- Museum number
Circular argillite dish with four small circular motifs equally shaped around central ring with background of spirals, incised lines and cross-hatching. Rim has fourty five triangular insets for ivory pieces of which twenty four are missing. Inlay also in central ring and four small circles.
- Production date
- 1880-1890 (circa)
Diameter: 42.50 centimetres
- Curator's comments
- Superbly carved wood bowls, usually in the form of a single animal or creature, were used at feasts and potlatches to serve oolachen grease and other food. During the 1870s and 1880s argillite carvers began to carve bowls that were very similar in form and size to the traditional wood prototype. Almost all other argillite artefacts differ in scale or details from the traditional forms. Argillite plates, on the other hand, were derived from European prototypes and were usually decorated with American or European motifs. Argillite platters were an entirely new Haida idea, and oftern incorporate a myth carved in traditional style sometimes with one important character carved in high relief. (This entry is based on Introductory text for the 1980 ‘Art made for Strangers’ exhibition, and reflects scholarship at that time).

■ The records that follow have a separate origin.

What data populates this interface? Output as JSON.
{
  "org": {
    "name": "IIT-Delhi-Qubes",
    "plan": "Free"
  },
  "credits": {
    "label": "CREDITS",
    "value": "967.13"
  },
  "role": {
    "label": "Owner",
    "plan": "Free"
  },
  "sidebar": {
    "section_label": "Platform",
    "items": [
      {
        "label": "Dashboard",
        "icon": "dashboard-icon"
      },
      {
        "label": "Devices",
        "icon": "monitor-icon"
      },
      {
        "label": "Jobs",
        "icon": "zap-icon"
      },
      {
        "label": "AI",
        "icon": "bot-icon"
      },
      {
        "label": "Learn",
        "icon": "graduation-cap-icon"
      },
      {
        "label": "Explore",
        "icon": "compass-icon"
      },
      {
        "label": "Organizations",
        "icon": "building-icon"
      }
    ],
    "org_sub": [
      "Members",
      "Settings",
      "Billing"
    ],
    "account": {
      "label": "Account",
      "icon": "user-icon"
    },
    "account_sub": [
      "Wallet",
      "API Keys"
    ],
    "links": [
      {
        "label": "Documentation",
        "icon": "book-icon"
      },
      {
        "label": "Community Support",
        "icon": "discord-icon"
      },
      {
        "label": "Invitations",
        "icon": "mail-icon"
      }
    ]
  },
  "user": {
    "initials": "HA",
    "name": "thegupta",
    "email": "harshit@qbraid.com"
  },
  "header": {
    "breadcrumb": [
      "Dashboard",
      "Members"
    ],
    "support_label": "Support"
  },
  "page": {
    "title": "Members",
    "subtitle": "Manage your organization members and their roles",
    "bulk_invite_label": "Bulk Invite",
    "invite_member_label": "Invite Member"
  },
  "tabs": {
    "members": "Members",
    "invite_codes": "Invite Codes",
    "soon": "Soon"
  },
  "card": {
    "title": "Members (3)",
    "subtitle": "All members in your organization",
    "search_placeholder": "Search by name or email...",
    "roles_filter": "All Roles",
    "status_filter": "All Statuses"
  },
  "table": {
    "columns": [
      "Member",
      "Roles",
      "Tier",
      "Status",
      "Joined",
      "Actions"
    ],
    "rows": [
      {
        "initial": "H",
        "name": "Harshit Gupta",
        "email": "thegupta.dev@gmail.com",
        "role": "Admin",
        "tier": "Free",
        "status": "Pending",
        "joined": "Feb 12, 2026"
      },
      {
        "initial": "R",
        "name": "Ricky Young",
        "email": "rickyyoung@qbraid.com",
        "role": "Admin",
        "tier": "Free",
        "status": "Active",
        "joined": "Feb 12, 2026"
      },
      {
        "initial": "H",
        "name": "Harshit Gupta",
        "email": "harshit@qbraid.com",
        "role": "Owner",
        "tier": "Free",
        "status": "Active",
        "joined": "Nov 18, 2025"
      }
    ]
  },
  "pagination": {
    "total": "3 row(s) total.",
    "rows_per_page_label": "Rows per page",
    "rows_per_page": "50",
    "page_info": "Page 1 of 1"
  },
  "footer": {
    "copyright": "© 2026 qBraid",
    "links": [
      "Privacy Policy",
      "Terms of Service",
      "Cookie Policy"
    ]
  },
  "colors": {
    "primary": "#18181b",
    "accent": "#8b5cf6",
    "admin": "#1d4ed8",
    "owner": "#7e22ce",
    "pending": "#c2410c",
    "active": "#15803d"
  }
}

- On display (G1/wp94/sh8)
- Exhibition history
2004 23 Feb-Present, BM Room 1, Enlightenment: Discovering the World in the Eighteenth Century

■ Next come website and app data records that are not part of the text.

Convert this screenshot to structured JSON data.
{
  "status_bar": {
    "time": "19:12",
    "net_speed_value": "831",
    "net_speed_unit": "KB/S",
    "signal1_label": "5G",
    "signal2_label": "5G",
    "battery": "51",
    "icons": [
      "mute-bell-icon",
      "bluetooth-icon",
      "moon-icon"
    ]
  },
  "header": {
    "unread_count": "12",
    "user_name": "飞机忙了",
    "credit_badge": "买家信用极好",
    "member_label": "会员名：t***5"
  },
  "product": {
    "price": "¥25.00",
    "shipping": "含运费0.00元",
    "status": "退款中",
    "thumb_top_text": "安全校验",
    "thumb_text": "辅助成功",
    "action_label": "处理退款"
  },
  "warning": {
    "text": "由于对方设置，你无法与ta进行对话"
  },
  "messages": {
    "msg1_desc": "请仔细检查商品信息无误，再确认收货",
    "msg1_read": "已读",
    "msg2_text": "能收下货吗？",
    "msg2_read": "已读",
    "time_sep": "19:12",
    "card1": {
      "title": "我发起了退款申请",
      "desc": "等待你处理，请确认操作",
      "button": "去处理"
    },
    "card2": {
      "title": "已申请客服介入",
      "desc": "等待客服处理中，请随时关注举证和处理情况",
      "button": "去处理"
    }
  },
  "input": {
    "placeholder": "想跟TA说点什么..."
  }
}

1980 Feb-1983 Aug, Museum of Mankind, Room 9; Art Made for Strangers: Haida Argillite Carving
1976 27 Aug-1978 Oct, Museum of Mankind; The Inverarity Collection: Indian Art from the North West Coast of America
- Acquisition date

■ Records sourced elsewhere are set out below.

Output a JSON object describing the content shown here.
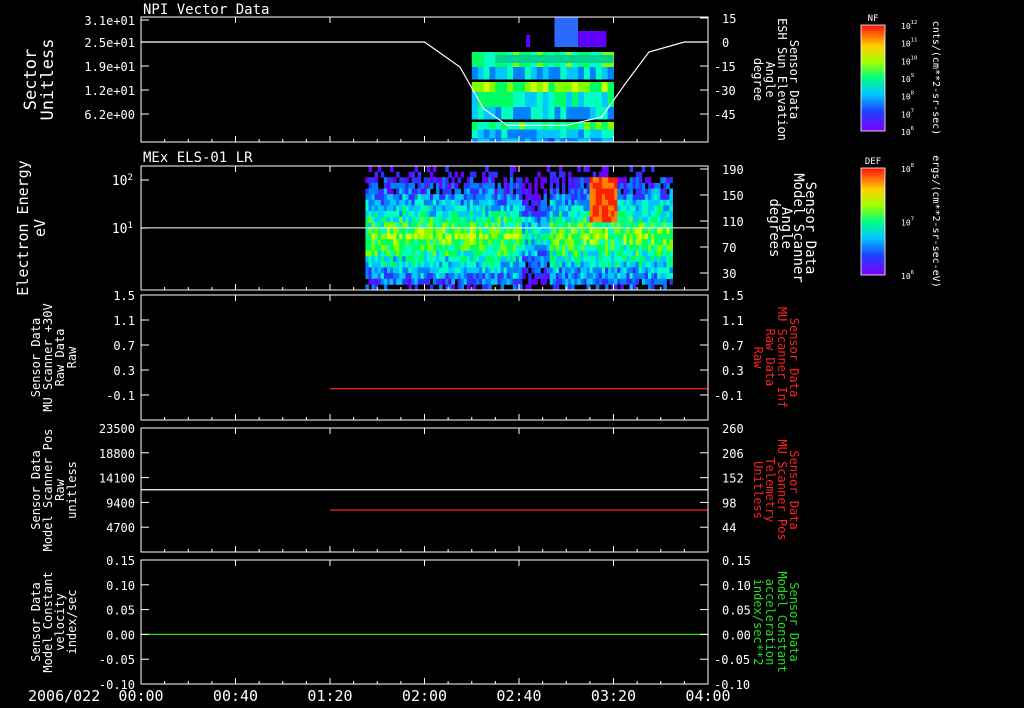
{
  "date_label": "2006/022",
  "colors": {
    "white": "#ffffff",
    "red": "#ff2020",
    "green": "#20e020",
    "background": "#000000"
  },
  "time_axis": {
    "range": [
      "00:00",
      "04:00"
    ],
    "tick_labels": [
      "00:00",
      "00:40",
      "01:20",
      "02:00",
      "02:40",
      "03:20",
      "04:00"
    ]
  },
  "colorbars": [
    {
      "title": "NF",
      "tick_labels": [
        "10^12",
        "10^11",
        "10^10",
        "10^9",
        "10^8",
        "10^7",
        "10^6"
      ],
      "unit_label": "cnts/(cm**2-sr-sec)"
    },
    {
      "title": "DEF",
      "tick_labels": [
        "10^8",
        "10^7",
        "10^6"
      ],
      "unit_label": "ergs/(cm**2-sr-sec-eV)"
    }
  ],
  "chart_data": [
    {
      "type": "heatmap",
      "title": "NPI Vector Data",
      "ylabel": [
        "Sector",
        "Unitless"
      ],
      "y_tick_labels": [
        "3.1e+01",
        "2.5e+01",
        "1.9e+01",
        "1.2e+01",
        "6.2e+00"
      ],
      "right_ylabel": [
        "Sensor Data",
        "ESH Sun Elevation",
        "Angle",
        "degree"
      ],
      "right_tick_labels": [
        "15",
        "0",
        "-15",
        "-30",
        "-45"
      ],
      "ylim_right": [
        -60,
        15
      ],
      "data_span_time": [
        "02:20",
        "03:20"
      ],
      "overlay_line": {
        "name": "ESH Sun Elevation Angle",
        "t": [
          "00:00",
          "02:00",
          "02:15",
          "02:25",
          "02:35",
          "03:00",
          "03:15",
          "03:25",
          "03:35",
          "03:50",
          "04:00"
        ],
        "values": [
          0,
          0,
          -15,
          -40,
          -50,
          -50,
          -45,
          -25,
          -6,
          0,
          0
        ]
      },
      "colorbar": "NF"
    },
    {
      "type": "heatmap",
      "title": "MEx ELS-01 LR",
      "ylabel": [
        "Electron Energy",
        "eV"
      ],
      "y_tick_labels": [
        "10^2",
        "10^1"
      ],
      "ylim": [
        1,
        200
      ],
      "yscale": "log",
      "right_ylabel": [
        "Sensor Data",
        "Model Scanner",
        "Angle",
        "degrees"
      ],
      "right_tick_labels": [
        "190",
        "150",
        "110",
        "70",
        "30"
      ],
      "ylim_right": [
        10,
        190
      ],
      "data_span_time": [
        "01:35",
        "03:45"
      ],
      "overlay_line": {
        "name": "Model Scanner Angle",
        "values": [
          90
        ]
      },
      "colorbar": "DEF"
    },
    {
      "type": "line",
      "ylabel": [
        "Sensor Data",
        "MU Scanner +30V",
        "Raw Data",
        "Raw"
      ],
      "y_tick_labels": [
        "1.5",
        "1.1",
        "0.7",
        "0.3",
        "-0.1"
      ],
      "ylim": [
        -0.5,
        1.5
      ],
      "right_ylabel": [
        "Sensor Data",
        "MU Scanner Inf",
        "Raw Data",
        "Raw"
      ],
      "right_tick_labels": [
        "1.5",
        "1.1",
        "0.7",
        "0.3",
        "-0.1"
      ],
      "series": [
        {
          "name": "MU Scanner Inf",
          "t": [
            "01:20",
            "04:00"
          ],
          "values": [
            0.0,
            0.0
          ],
          "color": "red"
        }
      ]
    },
    {
      "type": "line",
      "ylabel": [
        "Sensor Data",
        "Model Scanner Pos",
        "Raw",
        "unitless"
      ],
      "y_tick_labels": [
        "23500",
        "18800",
        "14100",
        "9400",
        "4700"
      ],
      "ylim": [
        0,
        23500
      ],
      "right_ylabel": [
        "Sensor Data",
        "MU Scanner Pos",
        "Telemetry",
        "Unitless"
      ],
      "right_tick_labels": [
        "260",
        "206",
        "152",
        "98",
        "44"
      ],
      "ylim_right": [
        0,
        260
      ],
      "series": [
        {
          "name": "Model Scanner Pos",
          "t": [
            "00:00",
            "04:00"
          ],
          "values": [
            11800,
            11800
          ],
          "color": "white"
        },
        {
          "name": "MU Scanner Pos",
          "t": [
            "01:20",
            "04:00"
          ],
          "values": [
            88,
            88
          ],
          "color": "red",
          "axis": "right"
        }
      ]
    },
    {
      "type": "line",
      "ylabel": [
        "Sensor Data",
        "Model Constant",
        "velocity",
        "index/sec"
      ],
      "y_tick_labels": [
        "0.15",
        "0.10",
        "0.05",
        "0.00",
        "-0.05",
        "-0.10"
      ],
      "ylim": [
        -0.1,
        0.15
      ],
      "right_ylabel": [
        "Sensor Data",
        "Model Constant",
        "acceleration",
        "index/sec**2"
      ],
      "right_tick_labels": [
        "0.15",
        "0.10",
        "0.05",
        "0.00",
        "-0.05",
        "-0.10"
      ],
      "series": [
        {
          "name": "Model Constant acceleration",
          "t": [
            "00:00",
            "04:00"
          ],
          "values": [
            0.0,
            0.0
          ],
          "color": "green"
        }
      ]
    }
  ]
}
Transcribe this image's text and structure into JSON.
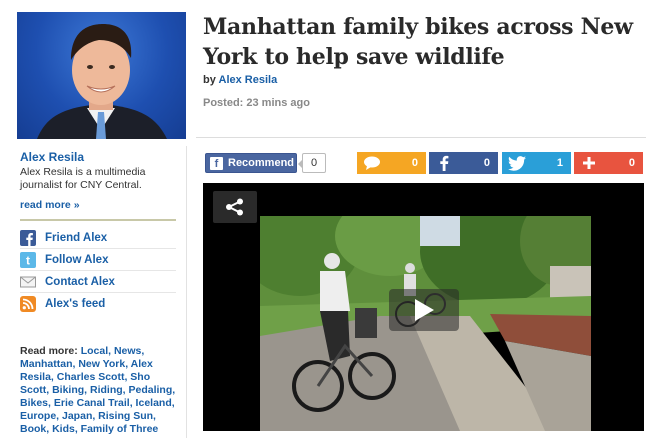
{
  "article": {
    "headline": "Manhattan family bikes across New York to help save wildlife",
    "by": "by",
    "author": "Alex Resila",
    "posted": "Posted: 23 mins ago"
  },
  "sidebar": {
    "author_name": "Alex Resila",
    "bio": "Alex Resila is a multimedia journalist for CNY Central.",
    "read_more": "read more »",
    "links": [
      {
        "label": "Friend Alex",
        "icon": "facebook-icon"
      },
      {
        "label": "Follow Alex",
        "icon": "twitter-icon"
      },
      {
        "label": "Contact Alex",
        "icon": "mail-icon"
      },
      {
        "label": "Alex's feed",
        "icon": "rss-icon"
      }
    ],
    "tags_label": "Read more:",
    "tags": "Local, News, Manhattan, New York, Alex Resila, Charles Scott, Sho Scott, Biking, Riding, Pedaling, Bikes, Erie Canal Trail, Iceland, Europe, Japan, Rising Sun, Book, Kids, Family of Three"
  },
  "share_bar": {
    "recommend_label": "Recommend",
    "recommend_count": "0",
    "comment_count": "0",
    "facebook_count": "0",
    "twitter_count": "1",
    "plus_count": "0"
  },
  "colors": {
    "link": "#1a5fa6",
    "comment": "#f5a623",
    "facebook": "#3b5b98",
    "twitter": "#2a9fd8",
    "plus": "#e8543f"
  }
}
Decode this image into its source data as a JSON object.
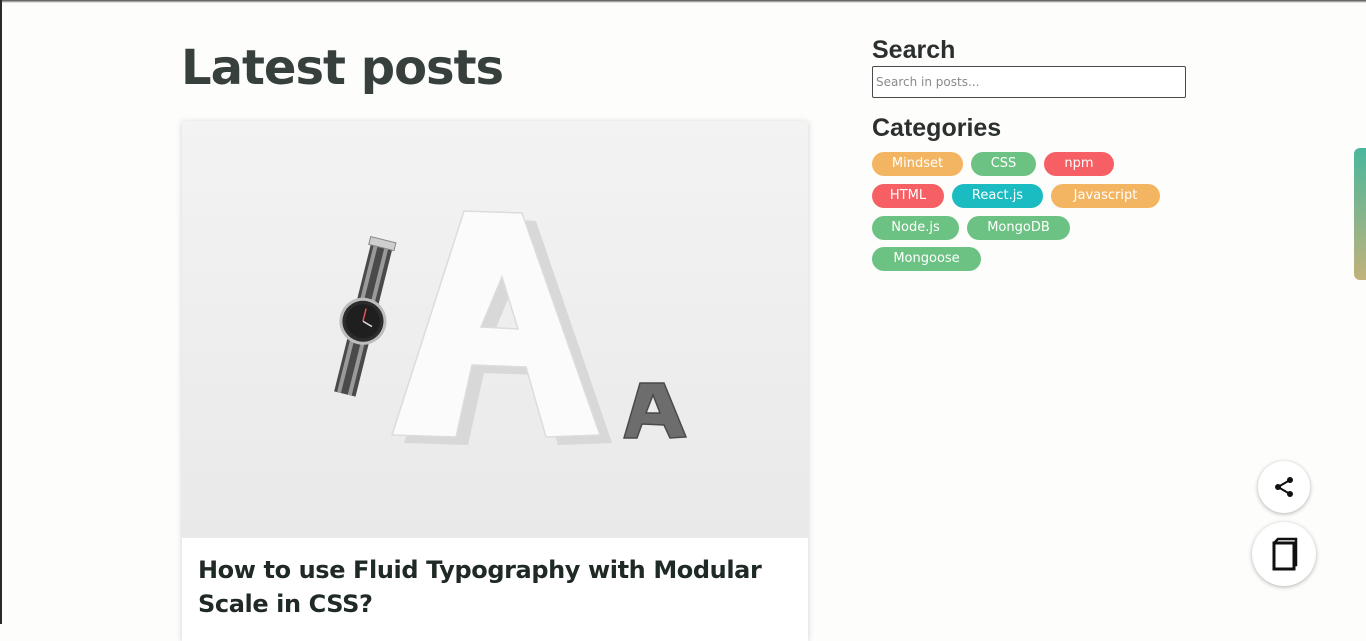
{
  "main": {
    "title": "Latest posts",
    "posts": [
      {
        "title": "How to use Fluid Typography with Modular Scale in CSS?",
        "image_alt": "Wristwatch next to large letter A and small letter A"
      }
    ]
  },
  "sidebar": {
    "search": {
      "heading": "Search",
      "placeholder": "Search in posts..."
    },
    "categories": {
      "heading": "Categories",
      "items": [
        {
          "label": "Mindset",
          "color": "#f3b562"
        },
        {
          "label": "CSS",
          "color": "#6cc283"
        },
        {
          "label": "npm",
          "color": "#f65f63"
        },
        {
          "label": "HTML",
          "color": "#f65f63"
        },
        {
          "label": "React.js",
          "color": "#1bbbc2"
        },
        {
          "label": "Javascript",
          "color": "#f3b562"
        },
        {
          "label": "Node.js",
          "color": "#6cc283"
        },
        {
          "label": "MongoDB",
          "color": "#6cc283"
        },
        {
          "label": "Mongoose",
          "color": "#6cc283"
        }
      ]
    }
  },
  "floating_actions": {
    "share_icon": "share-icon",
    "book_icon": "book-icon"
  },
  "colors": {
    "accent_gradient_start": "#49b79c",
    "accent_gradient_end": "#c2b27b",
    "title_text": "#37403d"
  }
}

- Acquisition notes
- This object was purchased from Robert Bruce Inverarity in 1976. In his accompanying notes (Eth. Doc. 1225), he records that he purchased this object at an antiques shop in Victoria, British Columbia at some point in the 1930s.
- Africa, Oceania and the Americas
- Registration number
- Additional IDs
Miscellaneous number: Item 27 (Inverarity collection number)